Data about app and page elements
"""
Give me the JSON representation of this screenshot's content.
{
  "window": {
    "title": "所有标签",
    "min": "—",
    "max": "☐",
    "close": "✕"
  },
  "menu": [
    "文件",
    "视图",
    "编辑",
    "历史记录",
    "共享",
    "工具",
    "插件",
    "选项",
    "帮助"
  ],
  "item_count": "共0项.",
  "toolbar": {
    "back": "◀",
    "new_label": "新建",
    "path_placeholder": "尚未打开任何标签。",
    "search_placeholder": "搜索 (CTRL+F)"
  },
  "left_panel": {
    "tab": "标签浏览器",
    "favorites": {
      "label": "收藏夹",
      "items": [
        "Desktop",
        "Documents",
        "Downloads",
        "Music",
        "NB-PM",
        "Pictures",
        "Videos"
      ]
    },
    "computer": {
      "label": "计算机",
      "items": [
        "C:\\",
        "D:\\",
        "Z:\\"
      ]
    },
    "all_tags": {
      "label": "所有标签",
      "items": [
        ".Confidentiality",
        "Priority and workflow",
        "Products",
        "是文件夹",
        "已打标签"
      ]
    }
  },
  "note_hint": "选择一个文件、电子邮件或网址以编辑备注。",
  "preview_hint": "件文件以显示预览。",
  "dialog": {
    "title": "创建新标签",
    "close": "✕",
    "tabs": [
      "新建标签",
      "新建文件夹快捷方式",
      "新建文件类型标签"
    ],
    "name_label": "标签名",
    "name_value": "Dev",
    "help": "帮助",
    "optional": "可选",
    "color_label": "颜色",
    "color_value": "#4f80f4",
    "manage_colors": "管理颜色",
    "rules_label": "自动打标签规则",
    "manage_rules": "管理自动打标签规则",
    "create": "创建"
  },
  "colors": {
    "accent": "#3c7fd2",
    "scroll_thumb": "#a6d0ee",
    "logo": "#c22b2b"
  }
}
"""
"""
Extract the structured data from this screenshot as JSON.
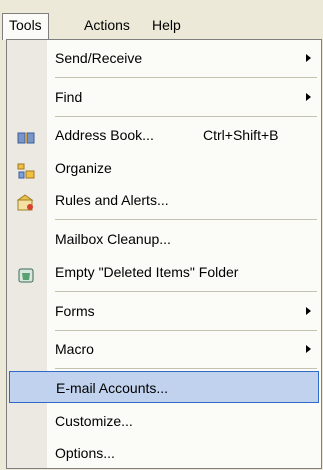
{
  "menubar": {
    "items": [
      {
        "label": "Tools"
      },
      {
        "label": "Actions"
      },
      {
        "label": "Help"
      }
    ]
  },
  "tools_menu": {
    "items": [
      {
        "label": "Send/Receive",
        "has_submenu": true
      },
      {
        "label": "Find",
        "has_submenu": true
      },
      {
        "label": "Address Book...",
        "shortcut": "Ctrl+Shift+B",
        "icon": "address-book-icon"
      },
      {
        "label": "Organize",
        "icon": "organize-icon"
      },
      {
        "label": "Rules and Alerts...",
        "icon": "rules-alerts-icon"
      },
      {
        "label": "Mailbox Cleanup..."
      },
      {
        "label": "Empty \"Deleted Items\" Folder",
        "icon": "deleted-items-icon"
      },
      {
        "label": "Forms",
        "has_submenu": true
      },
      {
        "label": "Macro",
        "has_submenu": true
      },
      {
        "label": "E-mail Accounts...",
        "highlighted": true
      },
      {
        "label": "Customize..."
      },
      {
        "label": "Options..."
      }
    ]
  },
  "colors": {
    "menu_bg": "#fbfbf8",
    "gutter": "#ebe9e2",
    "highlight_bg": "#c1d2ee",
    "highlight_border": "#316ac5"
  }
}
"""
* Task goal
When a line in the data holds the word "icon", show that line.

* Answer space
        "icon": "address-book-icon"
        "icon": "organize-icon"
        "icon": "rules-alerts-icon"
        "icon": "deleted-items-icon"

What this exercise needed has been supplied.